From Parikka’s perspective, viruses show us “accidents”, or the shortcomings of the body (or network) that the virus is infiltrating. Companies that sell anti-virus software like to harness our fear of those shortcomings (which we manifest as the virus, or “malicious actor”) in order to profit. Anti-virus software must always be updated and repurchased annually, maintaining this cycle. If not, ominous red notifications pop up to warn computer users that “your computer may not be protected!”, or “your computer may be under attack!”. Of course, these warnings make use of very explicit vocabulary to generate immediate action, and to instigate the purchase of another year of protection as quickly as possible.

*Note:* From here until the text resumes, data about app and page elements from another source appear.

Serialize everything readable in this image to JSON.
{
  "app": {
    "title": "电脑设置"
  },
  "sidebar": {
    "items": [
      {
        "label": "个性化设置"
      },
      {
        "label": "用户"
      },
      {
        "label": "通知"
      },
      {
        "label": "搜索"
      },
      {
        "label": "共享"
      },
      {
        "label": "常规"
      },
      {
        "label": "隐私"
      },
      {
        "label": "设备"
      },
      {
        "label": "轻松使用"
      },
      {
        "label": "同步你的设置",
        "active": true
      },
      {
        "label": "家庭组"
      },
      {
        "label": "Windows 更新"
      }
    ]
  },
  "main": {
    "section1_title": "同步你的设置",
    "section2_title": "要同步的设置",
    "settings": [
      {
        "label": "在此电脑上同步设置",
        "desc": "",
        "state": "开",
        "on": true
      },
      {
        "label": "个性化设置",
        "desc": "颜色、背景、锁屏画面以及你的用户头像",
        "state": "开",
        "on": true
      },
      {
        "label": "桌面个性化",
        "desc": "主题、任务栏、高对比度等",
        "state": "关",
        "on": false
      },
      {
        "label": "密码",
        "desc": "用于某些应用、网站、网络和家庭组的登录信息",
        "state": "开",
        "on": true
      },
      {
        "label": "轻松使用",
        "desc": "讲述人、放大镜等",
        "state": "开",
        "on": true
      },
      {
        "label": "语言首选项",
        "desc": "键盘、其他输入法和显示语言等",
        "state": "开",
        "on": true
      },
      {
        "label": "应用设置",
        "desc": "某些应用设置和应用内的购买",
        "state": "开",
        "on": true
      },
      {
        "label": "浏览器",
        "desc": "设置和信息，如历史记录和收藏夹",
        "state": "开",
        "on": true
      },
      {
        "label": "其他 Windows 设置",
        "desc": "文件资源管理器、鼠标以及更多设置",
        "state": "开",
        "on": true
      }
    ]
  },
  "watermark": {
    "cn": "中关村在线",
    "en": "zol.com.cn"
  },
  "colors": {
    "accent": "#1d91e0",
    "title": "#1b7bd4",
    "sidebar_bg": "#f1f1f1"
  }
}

I’m often surprised that my computer doesn’t flash red, clamp shut and start yelling “danger! Will Robinson, danger!” in this situation.
Parikka also speaks of the “body politic” and adds that a body can be comprised of many systems other than human bodies or computers. This examination in chapter 2 of Digital Contagions reminded me of the Stark Trek episode, “The Trouble with Tribbles”. While the tribbles acted virally upon the USS Enterprise, another virus was lurking where the crew could not see. Parikka states that “the media ecology of cities and human bodies is now supplemented with the global city of networks. This is created and conceptualized as a global body of network flows through the veins of the digital version of a circulatory system” (pg 124). This is exactly where the trouble with tribbles begins.
The little fuzzy space creatures start with one virion which replicates wildly to infect different cells of the ship. The tribbles did not have to reproduce with each other as they were “born pregnant” and only needed to feed off of anything present in the cell they infiltrated. Once the tribbles enter the essential systems of theEnterprise, compromising the functionality of the body, many dead tribbles are found in a compartment. At this point, the viral example is turned in a different direction. The tribbles ate all of the ship’s stores of grain that were meant for the crew. Luckily, the tribbles acting as a virus saved everyone from a virus implanted into the food stores by a disguised Klingon, and the perfect example of Parikka’s “accident”. With the tribbles going viral on the ship and creating a gigantic nuisance, a much more serious and innocuous virus was avoided because the tribbles showed the crew a flaw living in the body of the Enterprise.